> **Required work**: Using the records below, count the lines with "even" in them. Give the number only.

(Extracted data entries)
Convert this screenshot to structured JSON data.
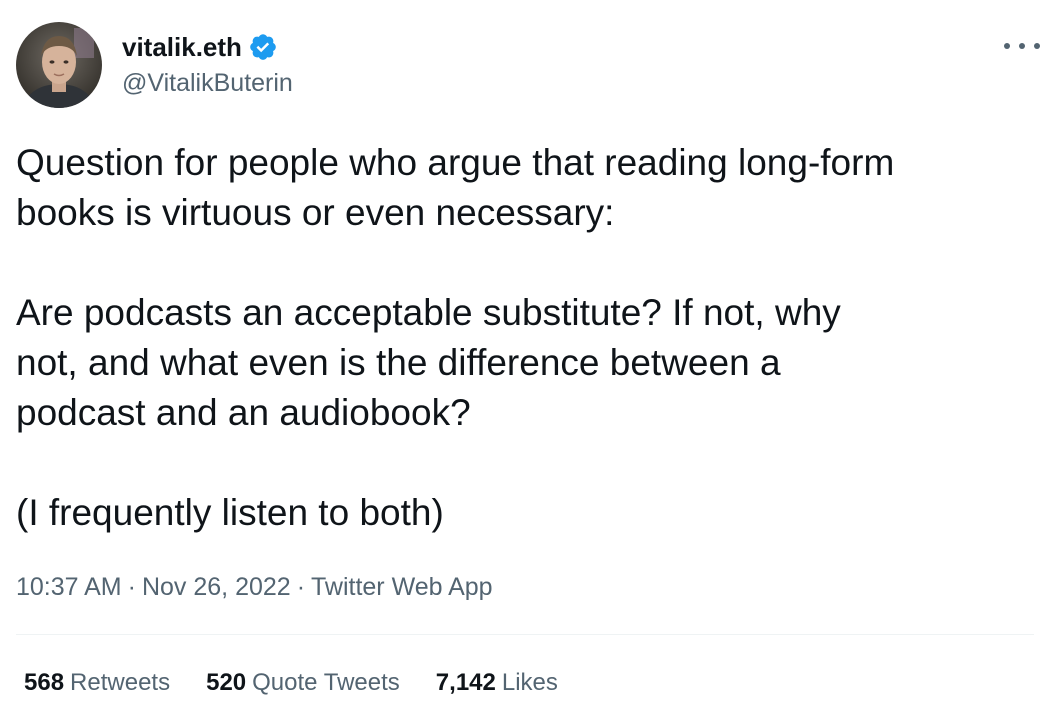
{
  "author": {
    "display_name": "vitalik.eth",
    "handle": "@VitalikButerin",
    "verified_icon": "verified-badge-icon",
    "avatar_icon": "profile-photo"
  },
  "more_icon": "more-dots-icon",
  "tweet": {
    "paragraphs": [
      "Question for people who argue that reading long-form\nbooks is virtuous or even necessary:",
      "Are podcasts an acceptable substitute? If not, why\nnot, and what even is the difference between a\npodcast and an audiobook?",
      "(I frequently listen to both)"
    ]
  },
  "meta": {
    "time": "10:37 AM",
    "separator": "·",
    "date": "Nov 26, 2022",
    "source": "Twitter Web App"
  },
  "stats": {
    "retweets": {
      "count": "568",
      "label": "Retweets"
    },
    "quotes": {
      "count": "520",
      "label": "Quote Tweets"
    },
    "likes": {
      "count": "7,142",
      "label": "Likes"
    }
  },
  "colors": {
    "text_primary": "#0f1419",
    "text_secondary": "#536471",
    "verified_blue": "#1d9bf0",
    "divider": "#eff3f4"
  }
}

> **Result**: 2